> **WORK REQUEST**
The records follow. Filter them to the lines that hold "this".

[App and web page records]
----
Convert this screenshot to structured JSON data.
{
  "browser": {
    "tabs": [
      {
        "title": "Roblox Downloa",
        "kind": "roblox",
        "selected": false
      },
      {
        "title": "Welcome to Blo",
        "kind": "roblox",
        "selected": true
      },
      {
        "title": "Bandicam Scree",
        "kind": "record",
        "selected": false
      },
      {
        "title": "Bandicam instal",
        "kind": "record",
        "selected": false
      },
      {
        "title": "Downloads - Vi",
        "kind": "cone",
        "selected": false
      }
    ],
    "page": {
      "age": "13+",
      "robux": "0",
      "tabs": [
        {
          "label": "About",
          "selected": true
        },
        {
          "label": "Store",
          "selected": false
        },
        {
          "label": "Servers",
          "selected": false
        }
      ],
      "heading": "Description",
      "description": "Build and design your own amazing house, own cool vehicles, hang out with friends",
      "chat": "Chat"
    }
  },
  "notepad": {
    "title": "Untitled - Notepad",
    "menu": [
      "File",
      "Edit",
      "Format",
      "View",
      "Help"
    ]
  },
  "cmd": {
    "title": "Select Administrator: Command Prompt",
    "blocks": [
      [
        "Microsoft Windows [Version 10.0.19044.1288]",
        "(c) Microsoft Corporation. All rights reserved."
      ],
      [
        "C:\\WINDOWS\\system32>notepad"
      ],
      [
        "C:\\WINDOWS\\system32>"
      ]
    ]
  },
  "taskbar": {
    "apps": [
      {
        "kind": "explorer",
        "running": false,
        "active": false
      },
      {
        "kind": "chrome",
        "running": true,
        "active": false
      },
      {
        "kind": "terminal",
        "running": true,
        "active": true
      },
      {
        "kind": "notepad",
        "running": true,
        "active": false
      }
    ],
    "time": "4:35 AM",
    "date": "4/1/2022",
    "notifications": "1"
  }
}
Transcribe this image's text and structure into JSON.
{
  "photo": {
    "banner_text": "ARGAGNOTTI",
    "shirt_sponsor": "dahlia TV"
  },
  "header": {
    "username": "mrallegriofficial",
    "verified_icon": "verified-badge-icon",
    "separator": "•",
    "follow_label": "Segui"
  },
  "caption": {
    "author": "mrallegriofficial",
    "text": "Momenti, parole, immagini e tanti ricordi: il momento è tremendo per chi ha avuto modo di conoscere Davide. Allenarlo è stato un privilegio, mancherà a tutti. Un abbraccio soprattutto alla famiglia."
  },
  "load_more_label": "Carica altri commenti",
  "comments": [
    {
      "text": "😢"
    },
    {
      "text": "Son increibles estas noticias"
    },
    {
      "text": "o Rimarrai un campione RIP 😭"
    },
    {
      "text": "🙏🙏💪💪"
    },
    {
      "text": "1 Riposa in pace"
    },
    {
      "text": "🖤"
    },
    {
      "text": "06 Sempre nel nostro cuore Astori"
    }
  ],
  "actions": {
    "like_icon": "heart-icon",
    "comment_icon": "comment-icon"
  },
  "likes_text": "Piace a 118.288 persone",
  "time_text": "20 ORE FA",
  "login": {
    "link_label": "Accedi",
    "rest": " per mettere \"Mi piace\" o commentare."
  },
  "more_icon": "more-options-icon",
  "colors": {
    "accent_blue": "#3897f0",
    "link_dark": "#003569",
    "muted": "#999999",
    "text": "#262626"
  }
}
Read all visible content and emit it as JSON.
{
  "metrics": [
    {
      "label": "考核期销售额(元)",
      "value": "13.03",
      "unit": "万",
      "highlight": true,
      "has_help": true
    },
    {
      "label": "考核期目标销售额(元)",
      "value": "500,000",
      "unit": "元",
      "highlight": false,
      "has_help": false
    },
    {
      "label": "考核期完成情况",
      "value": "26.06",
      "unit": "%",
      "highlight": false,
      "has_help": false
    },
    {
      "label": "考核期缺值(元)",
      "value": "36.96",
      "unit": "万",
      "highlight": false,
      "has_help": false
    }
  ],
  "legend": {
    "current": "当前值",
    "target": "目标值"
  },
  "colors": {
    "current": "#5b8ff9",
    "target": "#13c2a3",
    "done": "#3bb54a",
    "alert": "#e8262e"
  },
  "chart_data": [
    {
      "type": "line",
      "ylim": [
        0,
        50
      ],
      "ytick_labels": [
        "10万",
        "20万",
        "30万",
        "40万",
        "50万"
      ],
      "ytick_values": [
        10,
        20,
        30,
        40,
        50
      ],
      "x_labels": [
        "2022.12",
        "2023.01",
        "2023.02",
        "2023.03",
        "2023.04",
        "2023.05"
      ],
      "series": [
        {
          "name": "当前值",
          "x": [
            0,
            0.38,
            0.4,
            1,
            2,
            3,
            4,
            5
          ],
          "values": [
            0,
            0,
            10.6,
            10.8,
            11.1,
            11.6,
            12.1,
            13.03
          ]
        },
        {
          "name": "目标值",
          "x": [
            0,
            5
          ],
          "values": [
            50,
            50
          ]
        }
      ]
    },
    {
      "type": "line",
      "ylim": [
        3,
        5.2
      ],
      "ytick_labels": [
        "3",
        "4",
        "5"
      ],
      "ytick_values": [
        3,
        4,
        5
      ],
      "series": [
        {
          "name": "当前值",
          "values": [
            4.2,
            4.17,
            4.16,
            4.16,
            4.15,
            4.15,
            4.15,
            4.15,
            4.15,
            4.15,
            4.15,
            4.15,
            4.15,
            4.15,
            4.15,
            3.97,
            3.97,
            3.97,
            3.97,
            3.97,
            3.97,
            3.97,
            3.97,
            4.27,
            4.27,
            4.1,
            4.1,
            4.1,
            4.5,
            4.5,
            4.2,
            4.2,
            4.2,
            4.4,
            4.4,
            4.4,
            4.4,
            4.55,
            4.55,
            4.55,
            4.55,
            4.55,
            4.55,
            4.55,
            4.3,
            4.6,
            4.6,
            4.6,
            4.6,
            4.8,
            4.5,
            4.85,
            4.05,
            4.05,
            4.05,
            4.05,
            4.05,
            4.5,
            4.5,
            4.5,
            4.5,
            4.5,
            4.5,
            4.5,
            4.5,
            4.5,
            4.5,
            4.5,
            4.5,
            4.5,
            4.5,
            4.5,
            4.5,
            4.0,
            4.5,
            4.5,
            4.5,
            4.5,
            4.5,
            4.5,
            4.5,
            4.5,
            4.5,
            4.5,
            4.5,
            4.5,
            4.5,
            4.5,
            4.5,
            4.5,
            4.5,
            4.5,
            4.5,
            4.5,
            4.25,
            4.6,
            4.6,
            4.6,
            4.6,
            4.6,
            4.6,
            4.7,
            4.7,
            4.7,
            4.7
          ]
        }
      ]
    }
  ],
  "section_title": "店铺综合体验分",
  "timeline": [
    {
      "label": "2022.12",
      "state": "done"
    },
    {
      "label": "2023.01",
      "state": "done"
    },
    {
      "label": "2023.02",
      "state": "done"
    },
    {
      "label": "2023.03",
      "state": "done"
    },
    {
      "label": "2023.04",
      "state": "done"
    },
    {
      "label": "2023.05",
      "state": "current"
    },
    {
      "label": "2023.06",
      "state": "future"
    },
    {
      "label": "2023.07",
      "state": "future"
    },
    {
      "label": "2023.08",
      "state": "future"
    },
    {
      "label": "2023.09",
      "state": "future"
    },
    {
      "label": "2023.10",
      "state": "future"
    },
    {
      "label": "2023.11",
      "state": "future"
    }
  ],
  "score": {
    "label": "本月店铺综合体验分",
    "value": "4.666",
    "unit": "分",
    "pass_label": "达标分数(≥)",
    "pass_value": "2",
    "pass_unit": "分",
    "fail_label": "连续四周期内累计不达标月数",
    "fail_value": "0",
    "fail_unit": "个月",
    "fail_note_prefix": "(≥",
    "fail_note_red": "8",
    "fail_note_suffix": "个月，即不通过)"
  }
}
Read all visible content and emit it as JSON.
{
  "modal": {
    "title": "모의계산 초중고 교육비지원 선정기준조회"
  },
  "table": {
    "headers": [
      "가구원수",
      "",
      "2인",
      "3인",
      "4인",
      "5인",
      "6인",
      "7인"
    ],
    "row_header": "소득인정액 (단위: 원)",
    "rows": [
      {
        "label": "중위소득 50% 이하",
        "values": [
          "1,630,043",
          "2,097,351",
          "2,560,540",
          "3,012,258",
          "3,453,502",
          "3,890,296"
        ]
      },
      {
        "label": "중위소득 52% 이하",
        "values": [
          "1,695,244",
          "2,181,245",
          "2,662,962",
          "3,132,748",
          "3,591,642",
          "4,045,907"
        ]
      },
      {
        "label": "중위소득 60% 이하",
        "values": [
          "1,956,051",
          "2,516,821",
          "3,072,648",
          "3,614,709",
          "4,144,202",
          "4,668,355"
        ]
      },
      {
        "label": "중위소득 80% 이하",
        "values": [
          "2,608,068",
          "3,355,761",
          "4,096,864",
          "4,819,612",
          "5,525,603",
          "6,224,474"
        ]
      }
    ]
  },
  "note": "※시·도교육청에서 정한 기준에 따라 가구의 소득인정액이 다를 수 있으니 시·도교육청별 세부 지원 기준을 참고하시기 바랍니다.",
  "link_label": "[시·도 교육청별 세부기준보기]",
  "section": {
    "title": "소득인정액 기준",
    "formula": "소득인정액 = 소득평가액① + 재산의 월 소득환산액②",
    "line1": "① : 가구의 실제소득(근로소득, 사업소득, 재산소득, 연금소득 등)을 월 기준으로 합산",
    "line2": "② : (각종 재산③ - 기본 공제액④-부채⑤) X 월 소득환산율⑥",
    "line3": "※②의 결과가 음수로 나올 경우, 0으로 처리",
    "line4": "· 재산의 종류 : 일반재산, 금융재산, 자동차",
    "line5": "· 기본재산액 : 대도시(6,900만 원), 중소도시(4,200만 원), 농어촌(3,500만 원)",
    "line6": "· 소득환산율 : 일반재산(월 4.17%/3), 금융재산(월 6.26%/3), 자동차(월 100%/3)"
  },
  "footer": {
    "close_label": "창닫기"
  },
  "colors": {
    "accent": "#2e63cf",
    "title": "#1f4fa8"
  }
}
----
> **TASK SOLUTION**
Convert this screenshot to structured JSON data.
Transcribe this image's text and structure into JSON.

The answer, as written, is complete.